» What the task asks
Please repeat all the entries. Nothing may differ.

---------- Records supplied

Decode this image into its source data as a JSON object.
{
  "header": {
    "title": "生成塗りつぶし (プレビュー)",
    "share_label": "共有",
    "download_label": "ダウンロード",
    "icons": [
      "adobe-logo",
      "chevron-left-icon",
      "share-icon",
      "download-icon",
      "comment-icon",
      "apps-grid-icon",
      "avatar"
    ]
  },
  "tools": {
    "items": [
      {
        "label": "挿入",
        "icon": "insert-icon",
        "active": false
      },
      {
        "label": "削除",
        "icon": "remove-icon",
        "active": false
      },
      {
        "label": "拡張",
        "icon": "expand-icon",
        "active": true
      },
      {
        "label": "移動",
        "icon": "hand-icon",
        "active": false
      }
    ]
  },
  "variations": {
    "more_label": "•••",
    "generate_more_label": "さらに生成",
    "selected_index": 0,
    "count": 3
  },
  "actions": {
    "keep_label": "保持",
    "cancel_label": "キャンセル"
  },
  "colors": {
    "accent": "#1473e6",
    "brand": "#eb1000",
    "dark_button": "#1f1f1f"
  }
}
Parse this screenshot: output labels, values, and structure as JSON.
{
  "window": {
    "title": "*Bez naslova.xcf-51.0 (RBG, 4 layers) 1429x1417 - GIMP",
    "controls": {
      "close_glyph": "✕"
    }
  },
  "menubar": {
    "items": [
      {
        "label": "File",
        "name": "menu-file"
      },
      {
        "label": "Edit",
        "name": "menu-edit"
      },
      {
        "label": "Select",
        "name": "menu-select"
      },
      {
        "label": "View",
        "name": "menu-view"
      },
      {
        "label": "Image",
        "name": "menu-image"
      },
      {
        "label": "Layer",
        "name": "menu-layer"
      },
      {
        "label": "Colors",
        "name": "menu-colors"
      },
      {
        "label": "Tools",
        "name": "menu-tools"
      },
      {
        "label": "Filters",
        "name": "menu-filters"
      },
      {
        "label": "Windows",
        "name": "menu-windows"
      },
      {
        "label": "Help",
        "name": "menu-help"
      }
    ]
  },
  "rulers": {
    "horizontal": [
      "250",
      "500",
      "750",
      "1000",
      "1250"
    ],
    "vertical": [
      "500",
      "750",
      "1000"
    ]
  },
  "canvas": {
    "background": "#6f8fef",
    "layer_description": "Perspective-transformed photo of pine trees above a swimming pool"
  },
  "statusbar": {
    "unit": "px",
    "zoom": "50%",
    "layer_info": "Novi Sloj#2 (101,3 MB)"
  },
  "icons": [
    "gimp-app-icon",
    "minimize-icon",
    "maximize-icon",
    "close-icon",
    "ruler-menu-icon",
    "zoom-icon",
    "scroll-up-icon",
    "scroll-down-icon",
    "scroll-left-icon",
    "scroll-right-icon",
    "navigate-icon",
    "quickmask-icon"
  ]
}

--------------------

» Response area
Decode this image into its source data as a JSON object.
{
  "header": {
    "title": "生成塗りつぶし (プレビュー)",
    "share_label": "共有",
    "download_label": "ダウンロード",
    "icons": [
      "adobe-logo",
      "chevron-left-icon",
      "share-icon",
      "download-icon",
      "comment-icon",
      "apps-grid-icon",
      "avatar"
    ]
  },
  "tools": {
    "items": [
      {
        "label": "挿入",
        "icon": "insert-icon",
        "active": false
      },
      {
        "label": "削除",
        "icon": "remove-icon",
        "active": false
      },
      {
        "label": "拡張",
        "icon": "expand-icon",
        "active": true
      },
      {
        "label": "移動",
        "icon": "hand-icon",
        "active": false
      }
    ]
  },
  "variations": {
    "more_label": "•••",
    "generate_more_label": "さらに生成",
    "selected_index": 0,
    "count": 3
  },
  "actions": {
    "keep_label": "保持",
    "cancel_label": "キャンセル"
  },
  "colors": {
    "accent": "#1473e6",
    "brand": "#eb1000",
    "dark_button": "#1f1f1f"
  }
}
Parse this screenshot: output labels, values, and structure as JSON.
{
  "window": {
    "title": "*Bez naslova.xcf-51.0 (RBG, 4 layers) 1429x1417 - GIMP",
    "controls": {
      "close_glyph": "✕"
    }
  },
  "menubar": {
    "items": [
      {
        "label": "File",
        "name": "menu-file"
      },
      {
        "label": "Edit",
        "name": "menu-edit"
      },
      {
        "label": "Select",
        "name": "menu-select"
      },
      {
        "label": "View",
        "name": "menu-view"
      },
      {
        "label": "Image",
        "name": "menu-image"
      },
      {
        "label": "Layer",
        "name": "menu-layer"
      },
      {
        "label": "Colors",
        "name": "menu-colors"
      },
      {
        "label": "Tools",
        "name": "menu-tools"
      },
      {
        "label": "Filters",
        "name": "menu-filters"
      },
      {
        "label": "Windows",
        "name": "menu-windows"
      },
      {
        "label": "Help",
        "name": "menu-help"
      }
    ]
  },
  "rulers": {
    "horizontal": [
      "250",
      "500",
      "750",
      "1000",
      "1250"
    ],
    "vertical": [
      "500",
      "750",
      "1000"
    ]
  },
  "canvas": {
    "background": "#6f8fef",
    "layer_description": "Perspective-transformed photo of pine trees above a swimming pool"
  },
  "statusbar": {
    "unit": "px",
    "zoom": "50%",
    "layer_info": "Novi Sloj#2 (101,3 MB)"
  },
  "icons": [
    "gimp-app-icon",
    "minimize-icon",
    "maximize-icon",
    "close-icon",
    "ruler-menu-icon",
    "zoom-icon",
    "scroll-up-icon",
    "scroll-down-icon",
    "scroll-left-icon",
    "scroll-right-icon",
    "navigate-icon",
    "quickmask-icon"
  ]
}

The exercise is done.